The idea for How to Hong Kong sprung from my husband’s mind, not mine. Though it would become something of an obsession for me, I was steadfastly against it at the beginning.
“I think you should write a book about Hong Kong,” Nick said during one of our spring walks in Vancouver.
“No,” I think was my answer. I was a full-time journalist at the time, and though plenty of my colleagues had written books, this was never something I aspired to. News writing has its own particular rhythm and structure; writing a book, on the other hand, seemed so foreign and daunting.
Yet as Nick pushed on about the idea, I started to resist less and less, in part because I loved the idea of working on something completely cheerful — a much needed respite from the daily grind of journalism.
Hong Kong, the city where I was born and raised, was always the place I escaped to on annual vacations. Nick, who never visited until we married in 2007, fell immediately in love with the city too.

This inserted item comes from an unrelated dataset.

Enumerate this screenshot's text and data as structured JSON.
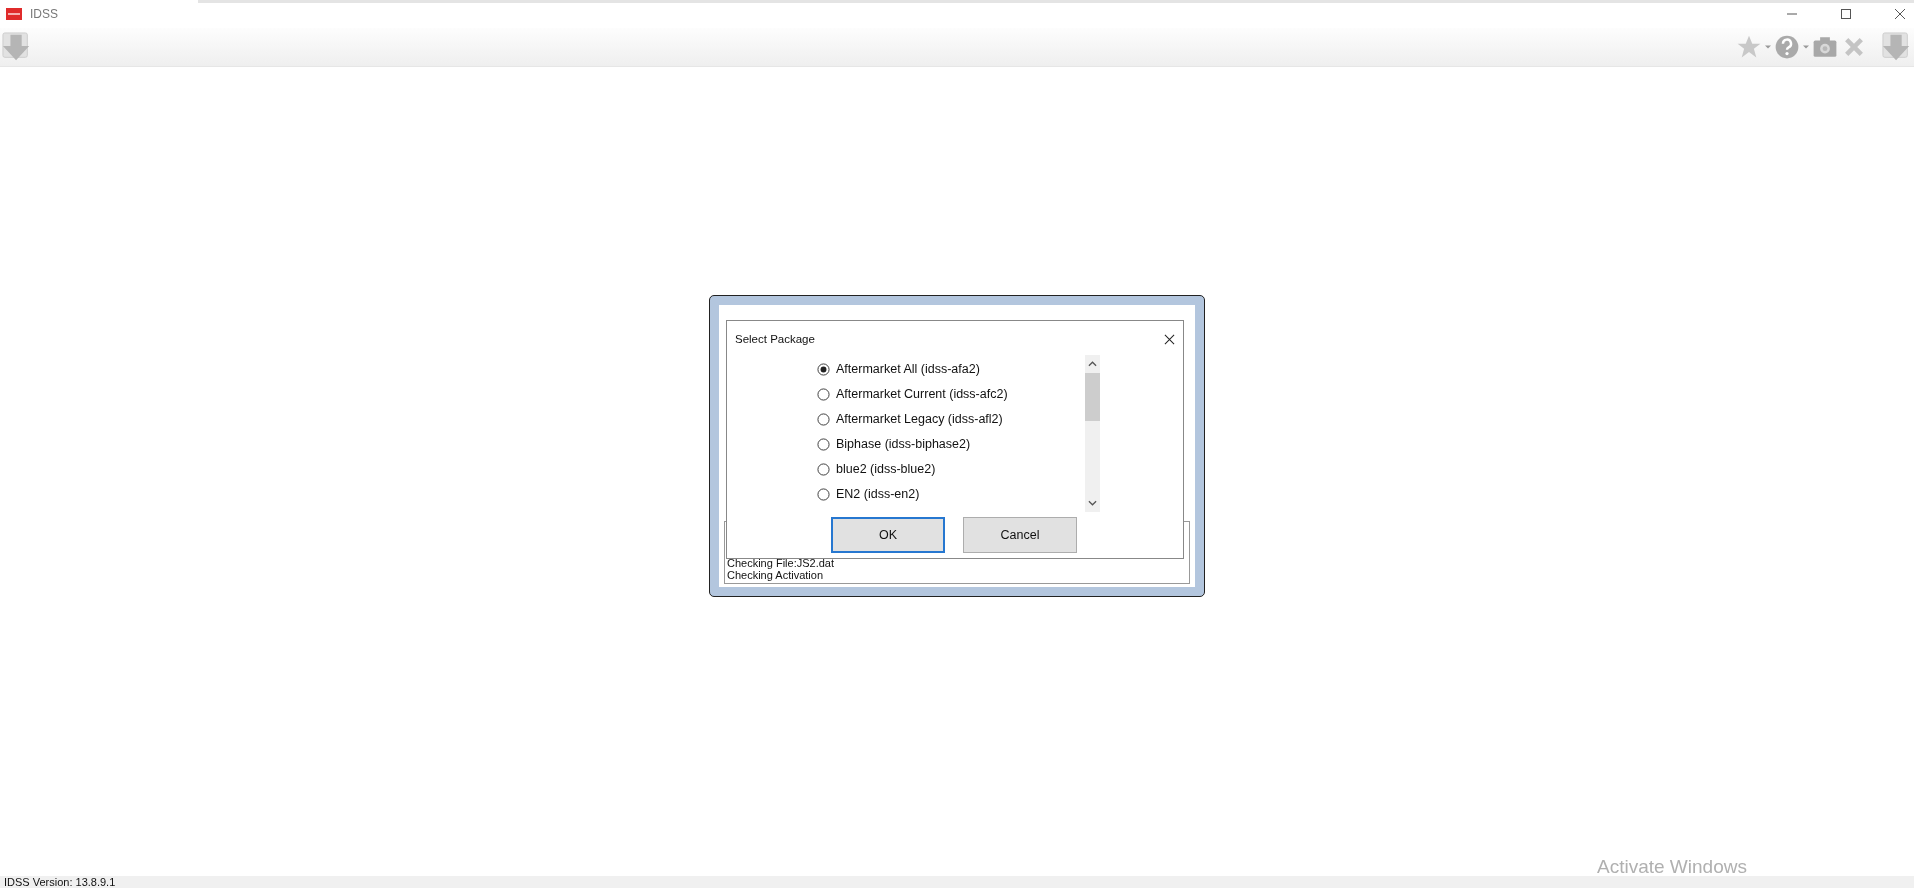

It seemed like a natural subject for us to combine our skills of writing and art together.
We wanted to portray Hong Kong in a way we’d never seen before. Something beyond the big, brash neon lights. For us, the city has always been softer, a place more intimate than what we saw in guidebooks and magazines. Our Hong Kong was gritty for sure, but also nostalgic and romantic in a way.
The perfect gift for long time Hong Kong lovers, newcomers to the city or the armchair traveller, How to Hong Kong transports its readers to our fave city through its interactive pages. With each chapter devoted to a different neighbourhood that the authors love, the book as a whole is in essence their love letter to one of Asia’s most beguiling cities.
We wanted to showcase as much local flavour as possible, but also spotlight fellow creatives who make the city so interesting. Some of the people we feature in the book we found totally by accident, just by stumbling and wandering in places.